=== Assigned task ===
Print all of the records below again without a single difference.

+--

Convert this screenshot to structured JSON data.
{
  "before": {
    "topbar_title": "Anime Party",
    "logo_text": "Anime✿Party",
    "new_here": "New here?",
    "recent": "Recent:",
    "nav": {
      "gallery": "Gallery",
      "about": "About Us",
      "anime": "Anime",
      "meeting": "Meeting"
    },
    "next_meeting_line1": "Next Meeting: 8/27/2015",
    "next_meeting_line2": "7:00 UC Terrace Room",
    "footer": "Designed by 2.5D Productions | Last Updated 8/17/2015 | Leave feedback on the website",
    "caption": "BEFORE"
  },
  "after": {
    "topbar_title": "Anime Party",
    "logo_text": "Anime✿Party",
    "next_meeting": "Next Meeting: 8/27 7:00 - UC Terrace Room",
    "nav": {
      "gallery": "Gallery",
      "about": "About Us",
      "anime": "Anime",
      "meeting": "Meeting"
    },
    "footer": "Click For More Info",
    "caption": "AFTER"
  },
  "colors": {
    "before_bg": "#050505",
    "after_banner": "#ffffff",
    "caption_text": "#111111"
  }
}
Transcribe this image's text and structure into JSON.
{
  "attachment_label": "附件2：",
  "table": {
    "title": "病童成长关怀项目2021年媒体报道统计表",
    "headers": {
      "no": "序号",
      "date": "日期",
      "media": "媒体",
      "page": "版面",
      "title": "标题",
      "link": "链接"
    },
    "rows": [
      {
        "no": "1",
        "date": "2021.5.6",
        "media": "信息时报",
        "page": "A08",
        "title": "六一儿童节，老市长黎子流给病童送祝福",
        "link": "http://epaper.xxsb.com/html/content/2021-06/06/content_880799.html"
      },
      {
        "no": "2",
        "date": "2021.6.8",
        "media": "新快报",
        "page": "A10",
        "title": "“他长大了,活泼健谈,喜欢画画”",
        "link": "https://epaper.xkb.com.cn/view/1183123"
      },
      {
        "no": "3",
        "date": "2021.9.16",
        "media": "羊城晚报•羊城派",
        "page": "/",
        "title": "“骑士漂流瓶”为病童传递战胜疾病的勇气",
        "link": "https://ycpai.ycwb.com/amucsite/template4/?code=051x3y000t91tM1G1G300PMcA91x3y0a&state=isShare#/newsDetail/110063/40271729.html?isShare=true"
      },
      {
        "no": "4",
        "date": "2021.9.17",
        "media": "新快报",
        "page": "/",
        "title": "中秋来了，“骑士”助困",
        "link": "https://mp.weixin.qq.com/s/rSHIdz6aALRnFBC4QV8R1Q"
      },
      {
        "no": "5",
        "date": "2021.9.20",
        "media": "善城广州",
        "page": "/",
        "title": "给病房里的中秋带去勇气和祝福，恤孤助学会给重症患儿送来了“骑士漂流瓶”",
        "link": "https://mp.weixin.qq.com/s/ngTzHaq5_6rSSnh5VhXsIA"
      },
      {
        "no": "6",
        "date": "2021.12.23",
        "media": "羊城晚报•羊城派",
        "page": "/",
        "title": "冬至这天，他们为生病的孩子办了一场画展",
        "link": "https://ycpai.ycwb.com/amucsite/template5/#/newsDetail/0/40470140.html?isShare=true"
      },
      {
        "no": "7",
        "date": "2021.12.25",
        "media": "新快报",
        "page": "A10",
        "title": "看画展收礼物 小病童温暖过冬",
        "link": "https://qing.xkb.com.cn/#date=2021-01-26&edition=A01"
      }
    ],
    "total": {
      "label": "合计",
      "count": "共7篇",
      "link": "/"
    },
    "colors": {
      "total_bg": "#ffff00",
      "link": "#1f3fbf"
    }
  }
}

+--

=== The completed task ===
Convert this screenshot to structured JSON data.
{
  "before": {
    "topbar_title": "Anime Party",
    "logo_text": "Anime✿Party",
    "new_here": "New here?",
    "recent": "Recent:",
    "nav": {
      "gallery": "Gallery",
      "about": "About Us",
      "anime": "Anime",
      "meeting": "Meeting"
    },
    "next_meeting_line1": "Next Meeting: 8/27/2015",
    "next_meeting_line2": "7:00 UC Terrace Room",
    "footer": "Designed by 2.5D Productions | Last Updated 8/17/2015 | Leave feedback on the website",
    "caption": "BEFORE"
  },
  "after": {
    "topbar_title": "Anime Party",
    "logo_text": "Anime✿Party",
    "next_meeting": "Next Meeting: 8/27 7:00 - UC Terrace Room",
    "nav": {
      "gallery": "Gallery",
      "about": "About Us",
      "anime": "Anime",
      "meeting": "Meeting"
    },
    "footer": "Click For More Info",
    "caption": "AFTER"
  },
  "colors": {
    "before_bg": "#050505",
    "after_banner": "#ffffff",
    "caption_text": "#111111"
  }
}
Transcribe this image's text and structure into JSON.
{
  "attachment_label": "附件2：",
  "table": {
    "title": "病童成长关怀项目2021年媒体报道统计表",
    "headers": {
      "no": "序号",
      "date": "日期",
      "media": "媒体",
      "page": "版面",
      "title": "标题",
      "link": "链接"
    },
    "rows": [
      {
        "no": "1",
        "date": "2021.5.6",
        "media": "信息时报",
        "page": "A08",
        "title": "六一儿童节，老市长黎子流给病童送祝福",
        "link": "http://epaper.xxsb.com/html/content/2021-06/06/content_880799.html"
      },
      {
        "no": "2",
        "date": "2021.6.8",
        "media": "新快报",
        "page": "A10",
        "title": "“他长大了,活泼健谈,喜欢画画”",
        "link": "https://epaper.xkb.com.cn/view/1183123"
      },
      {
        "no": "3",
        "date": "2021.9.16",
        "media": "羊城晚报•羊城派",
        "page": "/",
        "title": "“骑士漂流瓶”为病童传递战胜疾病的勇气",
        "link": "https://ycpai.ycwb.com/amucsite/template4/?code=051x3y000t91tM1G1G300PMcA91x3y0a&state=isShare#/newsDetail/110063/40271729.html?isShare=true"
      },
      {
        "no": "4",
        "date": "2021.9.17",
        "media": "新快报",
        "page": "/",
        "title": "中秋来了，“骑士”助困",
        "link": "https://mp.weixin.qq.com/s/rSHIdz6aALRnFBC4QV8R1Q"
      },
      {
        "no": "5",
        "date": "2021.9.20",
        "media": "善城广州",
        "page": "/",
        "title": "给病房里的中秋带去勇气和祝福，恤孤助学会给重症患儿送来了“骑士漂流瓶”",
        "link": "https://mp.weixin.qq.com/s/ngTzHaq5_6rSSnh5VhXsIA"
      },
      {
        "no": "6",
        "date": "2021.12.23",
        "media": "羊城晚报•羊城派",
        "page": "/",
        "title": "冬至这天，他们为生病的孩子办了一场画展",
        "link": "https://ycpai.ycwb.com/amucsite/template5/#/newsDetail/0/40470140.html?isShare=true"
      },
      {
        "no": "7",
        "date": "2021.12.25",
        "media": "新快报",
        "page": "A10",
        "title": "看画展收礼物 小病童温暖过冬",
        "link": "https://qing.xkb.com.cn/#date=2021-01-26&edition=A01"
      }
    ],
    "total": {
      "label": "合计",
      "count": "共7篇",
      "link": "/"
    },
    "colors": {
      "total_bg": "#ffff00",
      "link": "#1f3fbf"
    }
  }
}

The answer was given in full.